During the hearing, Colorado State Treasurer Walker Stapleton testified that accounting standards currently used by state and local pensions are akin to “the Wild West” and that H.R. 567 was needed for taxpayers, pension holders, and policy makers to understand the true debt associated with public pension plans. Stapleton went on to equate current practices as akin to gambling with the financial welfare of future generations.

Josh Barro of the Manhattan Institute for Policy Research testified that today, “reviewing a public pension fund’s financial report does not necessarily make it possible to answer basic questions, such as: how much do we owe? How much do the pension benefits we provide cost? And how can we expect pension contributions to change over the next several years?”

Although some actuaries, public pension plan managers, and government employee unions oppose transparency, increasing objective evidence is becoming difficult to explain away. The City of San Francisco, for example, is now spending $357 million to fund public pensions. Over the next two years, payments will rise to $800 million. These enormous increases shock local and state budgets because of the unrealistic and misleading accounting standards currently in use. They also can result in sudden and drastic tax increases or reductions in services. Testimony from Barro underscored this point.

Public pension plan debt is estimated by independent analysts and academic researchers to range from $660 billion to more than $3 trillion. In some cases, jurisdictions are using bonding authority to borrow money in order to make contributions to their public pension plans or to make high risk investments.

“There is near unanimity among financial economists that public pension accounting reforms are needed. The few who want to keep the public in the dark either don’t understand the reforms I propose or suffer from a lack of objectivity. No compelling arguments against the bill were made during today’s hearing,” said Nunes.

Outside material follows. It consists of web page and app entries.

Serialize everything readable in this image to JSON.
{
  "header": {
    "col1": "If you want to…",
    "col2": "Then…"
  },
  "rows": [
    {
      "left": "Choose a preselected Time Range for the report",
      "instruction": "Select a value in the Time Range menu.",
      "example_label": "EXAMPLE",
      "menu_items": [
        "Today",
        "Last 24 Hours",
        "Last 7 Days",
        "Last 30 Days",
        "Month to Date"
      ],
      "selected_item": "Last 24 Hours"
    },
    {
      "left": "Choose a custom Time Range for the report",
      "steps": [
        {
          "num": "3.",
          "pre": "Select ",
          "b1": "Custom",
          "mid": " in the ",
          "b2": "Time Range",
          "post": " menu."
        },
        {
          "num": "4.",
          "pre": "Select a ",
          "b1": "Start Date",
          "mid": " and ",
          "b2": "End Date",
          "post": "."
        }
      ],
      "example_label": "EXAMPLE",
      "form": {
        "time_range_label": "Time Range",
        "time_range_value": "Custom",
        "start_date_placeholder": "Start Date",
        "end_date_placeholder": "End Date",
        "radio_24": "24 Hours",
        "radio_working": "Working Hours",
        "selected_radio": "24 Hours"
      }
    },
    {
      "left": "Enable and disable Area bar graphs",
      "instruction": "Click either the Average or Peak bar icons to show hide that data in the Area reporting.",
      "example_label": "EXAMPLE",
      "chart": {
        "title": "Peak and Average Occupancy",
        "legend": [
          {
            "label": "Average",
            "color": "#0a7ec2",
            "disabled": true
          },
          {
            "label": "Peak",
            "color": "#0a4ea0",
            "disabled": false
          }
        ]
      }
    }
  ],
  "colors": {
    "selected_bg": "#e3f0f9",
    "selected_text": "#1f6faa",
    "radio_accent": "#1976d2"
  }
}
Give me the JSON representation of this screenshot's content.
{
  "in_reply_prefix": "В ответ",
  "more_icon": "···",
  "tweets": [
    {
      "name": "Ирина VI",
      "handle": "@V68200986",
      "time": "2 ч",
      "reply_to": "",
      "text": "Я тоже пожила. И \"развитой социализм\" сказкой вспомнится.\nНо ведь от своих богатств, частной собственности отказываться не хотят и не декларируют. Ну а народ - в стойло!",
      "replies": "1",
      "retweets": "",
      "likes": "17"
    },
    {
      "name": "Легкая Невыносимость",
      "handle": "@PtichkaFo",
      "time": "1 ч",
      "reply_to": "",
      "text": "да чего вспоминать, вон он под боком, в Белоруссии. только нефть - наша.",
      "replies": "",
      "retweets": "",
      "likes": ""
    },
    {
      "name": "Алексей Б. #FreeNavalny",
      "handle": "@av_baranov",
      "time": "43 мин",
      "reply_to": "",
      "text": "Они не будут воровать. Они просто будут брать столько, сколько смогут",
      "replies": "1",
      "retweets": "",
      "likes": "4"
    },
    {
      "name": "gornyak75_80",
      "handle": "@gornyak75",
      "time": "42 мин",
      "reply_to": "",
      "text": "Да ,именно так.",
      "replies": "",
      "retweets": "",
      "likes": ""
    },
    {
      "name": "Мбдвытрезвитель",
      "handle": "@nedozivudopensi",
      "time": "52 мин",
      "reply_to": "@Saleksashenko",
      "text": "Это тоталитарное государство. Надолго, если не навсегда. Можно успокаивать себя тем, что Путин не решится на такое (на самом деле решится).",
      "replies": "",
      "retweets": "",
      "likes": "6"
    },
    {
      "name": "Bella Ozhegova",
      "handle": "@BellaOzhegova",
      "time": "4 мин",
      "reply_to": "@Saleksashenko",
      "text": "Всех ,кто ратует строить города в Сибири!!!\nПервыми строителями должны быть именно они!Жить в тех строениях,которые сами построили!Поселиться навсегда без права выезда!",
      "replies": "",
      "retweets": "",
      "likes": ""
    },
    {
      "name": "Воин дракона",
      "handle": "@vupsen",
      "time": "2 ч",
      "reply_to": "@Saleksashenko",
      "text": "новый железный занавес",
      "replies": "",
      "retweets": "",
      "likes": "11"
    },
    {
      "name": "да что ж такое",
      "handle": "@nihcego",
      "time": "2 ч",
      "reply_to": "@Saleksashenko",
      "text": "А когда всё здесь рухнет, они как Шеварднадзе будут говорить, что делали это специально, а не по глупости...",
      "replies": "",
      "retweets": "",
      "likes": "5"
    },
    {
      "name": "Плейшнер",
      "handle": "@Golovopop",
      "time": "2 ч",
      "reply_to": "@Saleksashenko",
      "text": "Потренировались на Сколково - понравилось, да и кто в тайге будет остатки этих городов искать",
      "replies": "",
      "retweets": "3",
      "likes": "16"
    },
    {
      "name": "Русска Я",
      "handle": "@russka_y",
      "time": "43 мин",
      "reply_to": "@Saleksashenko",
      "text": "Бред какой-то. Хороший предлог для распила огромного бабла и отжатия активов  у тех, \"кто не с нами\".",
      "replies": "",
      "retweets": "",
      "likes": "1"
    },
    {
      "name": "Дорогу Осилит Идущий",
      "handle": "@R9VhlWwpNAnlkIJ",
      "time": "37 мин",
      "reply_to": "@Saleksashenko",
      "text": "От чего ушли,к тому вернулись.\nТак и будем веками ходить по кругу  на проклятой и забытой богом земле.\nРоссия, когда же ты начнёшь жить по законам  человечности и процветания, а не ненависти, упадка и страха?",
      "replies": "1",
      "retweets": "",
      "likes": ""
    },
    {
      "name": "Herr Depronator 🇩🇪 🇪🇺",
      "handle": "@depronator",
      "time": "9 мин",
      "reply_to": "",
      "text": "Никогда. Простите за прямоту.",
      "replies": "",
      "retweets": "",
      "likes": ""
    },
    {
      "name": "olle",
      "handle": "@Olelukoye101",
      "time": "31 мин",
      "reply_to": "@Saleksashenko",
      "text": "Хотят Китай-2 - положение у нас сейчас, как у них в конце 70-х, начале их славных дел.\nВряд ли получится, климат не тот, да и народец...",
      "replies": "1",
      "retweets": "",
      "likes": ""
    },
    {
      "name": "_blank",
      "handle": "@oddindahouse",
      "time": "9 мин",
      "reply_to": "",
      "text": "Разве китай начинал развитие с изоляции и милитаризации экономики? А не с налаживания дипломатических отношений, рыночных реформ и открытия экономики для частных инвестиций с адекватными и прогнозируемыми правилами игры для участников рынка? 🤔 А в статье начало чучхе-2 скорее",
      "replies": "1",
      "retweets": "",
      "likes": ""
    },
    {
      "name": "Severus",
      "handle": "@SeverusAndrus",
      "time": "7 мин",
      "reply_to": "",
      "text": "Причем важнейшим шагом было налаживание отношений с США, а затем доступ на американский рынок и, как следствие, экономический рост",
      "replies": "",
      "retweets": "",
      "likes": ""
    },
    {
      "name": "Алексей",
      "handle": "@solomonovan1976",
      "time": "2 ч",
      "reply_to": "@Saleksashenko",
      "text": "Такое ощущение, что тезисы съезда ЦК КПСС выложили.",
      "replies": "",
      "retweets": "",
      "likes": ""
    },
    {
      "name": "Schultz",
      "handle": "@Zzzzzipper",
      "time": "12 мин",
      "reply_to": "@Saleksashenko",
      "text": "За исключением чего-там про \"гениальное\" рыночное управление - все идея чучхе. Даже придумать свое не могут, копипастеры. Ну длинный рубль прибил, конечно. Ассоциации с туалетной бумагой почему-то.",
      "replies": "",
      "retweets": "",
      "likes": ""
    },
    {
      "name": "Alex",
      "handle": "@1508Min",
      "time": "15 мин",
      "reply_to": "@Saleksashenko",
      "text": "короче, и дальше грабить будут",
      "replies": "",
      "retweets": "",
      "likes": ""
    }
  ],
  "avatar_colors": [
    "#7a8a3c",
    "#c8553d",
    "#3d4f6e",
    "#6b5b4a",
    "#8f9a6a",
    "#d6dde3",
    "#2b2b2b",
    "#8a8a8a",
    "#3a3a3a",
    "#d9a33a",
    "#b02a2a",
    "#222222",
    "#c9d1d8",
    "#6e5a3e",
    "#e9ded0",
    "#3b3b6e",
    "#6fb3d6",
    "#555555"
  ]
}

A recent Congressional Budget Office (CBO) report supported the conclusions and testimony made by the majority of Ways and Means panel today. According to CBO, fair valuation (such as the reforms included in the Nunes bill) offers a more complete picture and transparent measure of the cost of pension obligations. (download the CBO report)